Here are some choice excerpts from the NY Times report:
Amazing that the Republicans would have the chutzpah to stage a "populist revolt" so blatantly out of touch as to focus on the same old same old conservative agenda items we've been hearing about for years: those "tax and spend" Democrats (yawn), "big government" (double yawn), and how we just gotta protect the "free market" from the "socialist agenda" of Barack Obama and the Congressional Democrats. While knowledgeable economists are expressing legitimate concern over the Obama administration's giveaway of trillions in taxpayer money to the same Wall St. insiders whose greed and stupidity got us into this mess, all the Republicans can see is "creeping socialism." Ye Gods! Obama and Geithner are bending over backwards to avoid even the appearance of nationalization, but in Republican eyes their all-out effort to save the capitalist system from itself translates into a socialist agenda.
Although organizers insisted they had created a nonpartisan grass-roots movement, others argued that these parties were more of the Astroturf variety: an occasion largely created by the clamor of cable news and fueled by the financial and political support of current and former Republican leaders.
Fox News covered the events all day with reporters and hosts at the scenes. Neil Cavuto, a Fox host, and Michelle Malkin, a conservative contributor, headlined the protests in Sacramento while Sean Hannity broadcast his show from the protests in Atlanta.Chicago Mercantile Exchange said that the Obama administration was promoting “bad behavior” in helping people who were at risk of losing their homes and that Americans should protest with a tea party in Chicago.
Even if the age old diatribes against "tax and spend" Democrats and "big government" had some validity (they don't), you'd think at least some in the Republican leadership would have the sense to realize that there is something profoundly different about the present situation than anything we've encountered before. Obama's desperate efforts to revive the economy are not attempts to broaden the scope and power of government -- they simply reflect the realization, shared by most economists, that the federal government is the institution of last resort when all else fails. While his program involves the spending of astronomical sums, relatively little of that will be due to tax increases, and the increases he is recommending will affect only a small minority of the wealthiest and most privileged among us. While I disagree with Obama's futile attempts to shore up a failed "free market" system, it's clear that something has to be done -- and short of initiating a program based on multiple nationalizations of certain failed institutions, a program favored by economists of both the left and right, it's hard to imagine much in the way of an alternative -- aside from the socialist-oriented planned economy conservatives profess to fear the most, which Obama clearly opposes.

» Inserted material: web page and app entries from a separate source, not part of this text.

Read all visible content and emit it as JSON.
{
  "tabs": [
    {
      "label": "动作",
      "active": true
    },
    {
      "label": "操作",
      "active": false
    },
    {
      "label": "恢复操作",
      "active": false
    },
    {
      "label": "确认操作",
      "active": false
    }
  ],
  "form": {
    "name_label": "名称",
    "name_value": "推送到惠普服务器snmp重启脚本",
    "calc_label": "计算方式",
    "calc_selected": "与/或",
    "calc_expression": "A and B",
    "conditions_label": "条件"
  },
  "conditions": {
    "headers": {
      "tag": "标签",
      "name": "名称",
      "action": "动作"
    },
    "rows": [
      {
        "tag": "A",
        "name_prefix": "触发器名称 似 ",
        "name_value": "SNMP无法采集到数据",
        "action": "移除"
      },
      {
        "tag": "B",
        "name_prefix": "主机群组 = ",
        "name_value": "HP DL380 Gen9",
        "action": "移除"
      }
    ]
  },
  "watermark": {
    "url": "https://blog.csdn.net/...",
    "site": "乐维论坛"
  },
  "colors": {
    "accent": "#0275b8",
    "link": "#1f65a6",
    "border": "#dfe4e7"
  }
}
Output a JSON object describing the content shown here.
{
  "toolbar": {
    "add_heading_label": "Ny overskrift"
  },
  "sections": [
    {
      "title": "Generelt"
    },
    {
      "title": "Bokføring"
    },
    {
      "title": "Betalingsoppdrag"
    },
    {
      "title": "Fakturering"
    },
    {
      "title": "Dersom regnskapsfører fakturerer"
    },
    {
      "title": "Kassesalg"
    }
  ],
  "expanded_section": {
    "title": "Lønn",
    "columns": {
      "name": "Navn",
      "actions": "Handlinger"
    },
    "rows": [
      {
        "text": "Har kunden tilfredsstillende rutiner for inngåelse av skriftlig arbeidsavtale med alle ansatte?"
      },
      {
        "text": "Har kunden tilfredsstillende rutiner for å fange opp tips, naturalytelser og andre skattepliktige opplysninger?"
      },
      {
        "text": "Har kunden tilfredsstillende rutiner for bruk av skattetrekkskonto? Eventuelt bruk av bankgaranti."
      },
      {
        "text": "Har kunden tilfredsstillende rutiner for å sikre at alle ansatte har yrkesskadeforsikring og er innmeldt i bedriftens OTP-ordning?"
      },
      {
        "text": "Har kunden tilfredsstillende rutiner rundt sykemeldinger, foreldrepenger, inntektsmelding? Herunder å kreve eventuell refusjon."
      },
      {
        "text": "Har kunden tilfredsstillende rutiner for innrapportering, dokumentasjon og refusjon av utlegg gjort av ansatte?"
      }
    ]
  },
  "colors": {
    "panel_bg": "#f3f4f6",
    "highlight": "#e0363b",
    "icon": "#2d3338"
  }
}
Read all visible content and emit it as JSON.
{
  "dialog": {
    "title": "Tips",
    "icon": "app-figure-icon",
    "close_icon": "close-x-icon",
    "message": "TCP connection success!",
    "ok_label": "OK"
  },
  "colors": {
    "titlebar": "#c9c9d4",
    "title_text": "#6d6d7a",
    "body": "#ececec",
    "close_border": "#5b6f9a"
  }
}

Sure, Obama's stimulus package includes various items he sees as important, why wouldn't it? He was elected, McCain wasn't. The Democrats are the majority party, the Republicans aren't. So what planet do you have to live on to see traditionally Democratic values expressed in a Democratic program? The majority of the voters obviously endorsed those values or they wouldn't have voted for them, so Obama's program is clearly an expression of the popular will -- and he is still, despite all the doubters, commanding tremendous support in the polls.
As for the avatars of conservative talk radio who've been loudly trumpeting this event, I'm reminded of an ancient limerick found inscribed on a hardened paleopolitical turd during the Age of Socio-Illogical Innocence:
There once was a ninny named Hannity
Whose verbiage verged on inanity.
The rant of this fool,
Was pure bull stool,
With the stench of a flatulent manatee.